You come to the help of those who gladly do right, who remember your ways. But when we continued to sin against them, you were angry. How then can we be saved?
You meet him who rejoices in doing righteousness, Who remembers You in Your ways. Behold, You were angry, for we sinned, We continued in them a long time; And shall we be saved?
You welcome those who cheerfully do good, who follow godly ways. But we are not godly. We are constant sinners, so your anger is heavy on us. How can people like us be saved?
You meet those who happily do what is right, who keep a good memory of the way you work. But how angry you've been with us! We've sinned and kept at it so long! Is there any hope for us? Can we be saved?
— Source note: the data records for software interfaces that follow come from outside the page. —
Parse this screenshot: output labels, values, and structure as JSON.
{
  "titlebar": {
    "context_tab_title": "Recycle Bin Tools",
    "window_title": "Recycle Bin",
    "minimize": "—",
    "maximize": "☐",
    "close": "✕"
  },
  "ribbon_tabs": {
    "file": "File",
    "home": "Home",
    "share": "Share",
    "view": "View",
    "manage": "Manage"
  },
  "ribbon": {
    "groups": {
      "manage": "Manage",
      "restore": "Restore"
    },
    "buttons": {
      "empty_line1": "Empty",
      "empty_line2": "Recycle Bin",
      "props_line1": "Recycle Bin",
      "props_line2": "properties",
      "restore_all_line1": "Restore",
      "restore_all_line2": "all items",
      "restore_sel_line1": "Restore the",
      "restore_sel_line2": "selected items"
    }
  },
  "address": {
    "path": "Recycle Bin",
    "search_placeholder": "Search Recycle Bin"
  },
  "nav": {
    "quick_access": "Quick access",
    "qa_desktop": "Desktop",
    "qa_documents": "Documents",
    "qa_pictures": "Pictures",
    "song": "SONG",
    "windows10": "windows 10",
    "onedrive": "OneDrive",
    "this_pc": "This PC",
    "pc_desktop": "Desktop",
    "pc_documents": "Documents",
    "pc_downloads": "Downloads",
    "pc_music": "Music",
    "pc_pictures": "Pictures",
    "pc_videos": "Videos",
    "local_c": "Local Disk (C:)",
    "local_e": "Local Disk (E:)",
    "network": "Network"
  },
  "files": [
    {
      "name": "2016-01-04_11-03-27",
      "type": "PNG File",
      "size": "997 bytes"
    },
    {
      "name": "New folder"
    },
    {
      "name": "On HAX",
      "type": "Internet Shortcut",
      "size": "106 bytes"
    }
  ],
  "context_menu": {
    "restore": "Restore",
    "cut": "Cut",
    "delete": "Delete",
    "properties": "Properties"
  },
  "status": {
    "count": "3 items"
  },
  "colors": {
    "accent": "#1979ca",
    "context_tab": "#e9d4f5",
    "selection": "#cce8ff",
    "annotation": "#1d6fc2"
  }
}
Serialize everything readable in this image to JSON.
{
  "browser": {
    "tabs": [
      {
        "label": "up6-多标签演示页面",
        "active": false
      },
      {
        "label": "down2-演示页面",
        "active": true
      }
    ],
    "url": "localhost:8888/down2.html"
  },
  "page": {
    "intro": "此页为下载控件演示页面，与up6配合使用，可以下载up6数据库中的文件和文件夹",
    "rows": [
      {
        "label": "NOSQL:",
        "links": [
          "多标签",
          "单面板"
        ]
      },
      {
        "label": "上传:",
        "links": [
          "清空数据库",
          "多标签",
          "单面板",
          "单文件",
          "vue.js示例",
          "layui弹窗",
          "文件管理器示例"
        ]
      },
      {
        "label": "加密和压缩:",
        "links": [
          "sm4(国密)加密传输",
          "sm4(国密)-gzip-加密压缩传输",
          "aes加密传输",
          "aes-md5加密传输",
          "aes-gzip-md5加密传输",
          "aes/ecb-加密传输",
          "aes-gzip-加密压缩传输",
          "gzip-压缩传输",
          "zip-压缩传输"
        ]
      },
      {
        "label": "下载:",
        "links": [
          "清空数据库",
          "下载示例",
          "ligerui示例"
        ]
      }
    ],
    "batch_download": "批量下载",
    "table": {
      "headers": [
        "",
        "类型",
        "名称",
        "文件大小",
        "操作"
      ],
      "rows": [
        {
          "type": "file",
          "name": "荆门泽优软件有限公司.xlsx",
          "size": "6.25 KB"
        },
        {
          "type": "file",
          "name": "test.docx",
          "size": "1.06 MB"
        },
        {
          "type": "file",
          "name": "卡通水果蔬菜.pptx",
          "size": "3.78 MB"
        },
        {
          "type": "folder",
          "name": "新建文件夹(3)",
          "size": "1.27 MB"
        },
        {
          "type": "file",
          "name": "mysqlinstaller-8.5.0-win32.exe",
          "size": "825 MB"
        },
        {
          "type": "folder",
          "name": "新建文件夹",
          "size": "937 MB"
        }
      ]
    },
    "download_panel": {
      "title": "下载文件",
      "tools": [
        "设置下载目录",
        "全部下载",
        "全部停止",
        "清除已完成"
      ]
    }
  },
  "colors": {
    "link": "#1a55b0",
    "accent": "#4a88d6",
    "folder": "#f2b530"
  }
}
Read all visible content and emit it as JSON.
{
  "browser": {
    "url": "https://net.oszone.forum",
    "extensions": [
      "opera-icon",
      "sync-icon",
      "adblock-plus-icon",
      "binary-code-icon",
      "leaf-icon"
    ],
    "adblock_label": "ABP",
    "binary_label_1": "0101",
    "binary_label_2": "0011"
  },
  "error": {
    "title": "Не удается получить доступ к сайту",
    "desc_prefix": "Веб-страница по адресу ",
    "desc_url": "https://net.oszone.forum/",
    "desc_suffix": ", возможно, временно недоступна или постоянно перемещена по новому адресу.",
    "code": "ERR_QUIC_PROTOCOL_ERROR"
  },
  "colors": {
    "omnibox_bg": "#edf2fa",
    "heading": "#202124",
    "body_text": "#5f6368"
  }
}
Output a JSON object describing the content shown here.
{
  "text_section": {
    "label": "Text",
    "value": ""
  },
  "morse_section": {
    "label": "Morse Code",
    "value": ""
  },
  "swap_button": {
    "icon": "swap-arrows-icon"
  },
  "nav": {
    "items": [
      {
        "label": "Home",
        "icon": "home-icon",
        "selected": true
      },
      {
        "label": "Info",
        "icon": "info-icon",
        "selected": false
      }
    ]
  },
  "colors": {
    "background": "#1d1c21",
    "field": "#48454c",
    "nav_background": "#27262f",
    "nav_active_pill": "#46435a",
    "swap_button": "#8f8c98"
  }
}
Will you not have mercy on him who takes pleasure in doing righteousness, even on those who keep in mind your ways? Truly you were angry, and we went on doing evil, and sinning against you in the past.
You meet those who gladly do right, those who remember you in your ways. But you were angry, and we sinned; because you hid yourself we transgressed.
You meet him who rejoices and does righteousness, Who remembers You in Your ways. You are indeed angry, for we have sinned––In these ways we continue; And we need to be saved.
thee in thy ways
in those is continuance
|NET © [draft] ITL|
|NET © Notes||
1 tn Heb “meet [with kindness].”
2 tn Heb “the one who rejoices and does righteousness.”
3 tn Heb “in your ways they remember you.”
4 tc The Hebrew text reads literally, “look, you were angry and we sinned against them continually [or perhaps, “in ancient times”] and we were delivered.” The statement makes little sense as it stands. The first vav [ו] consecutive (“and we sinned”) must introduce an explanatory clause here (see Num 1:48 and Isa 39:1 for other examples of this relatively rare use of the vav [ו] consecutive). The final verb (if rendered positively) makes no sense in this context – God’s anger at their sin resulted in judgment, not deliverance. One of the alternatives involves an emendation to וַנִּרְשָׁע (vannirsha’, “and we were evil”; LXX, NRSV, TEV). The Vulgate and the Qumran scroll 1QIsaa support the MT reading. One can either accept an emendation or cast the statement as a question (as above).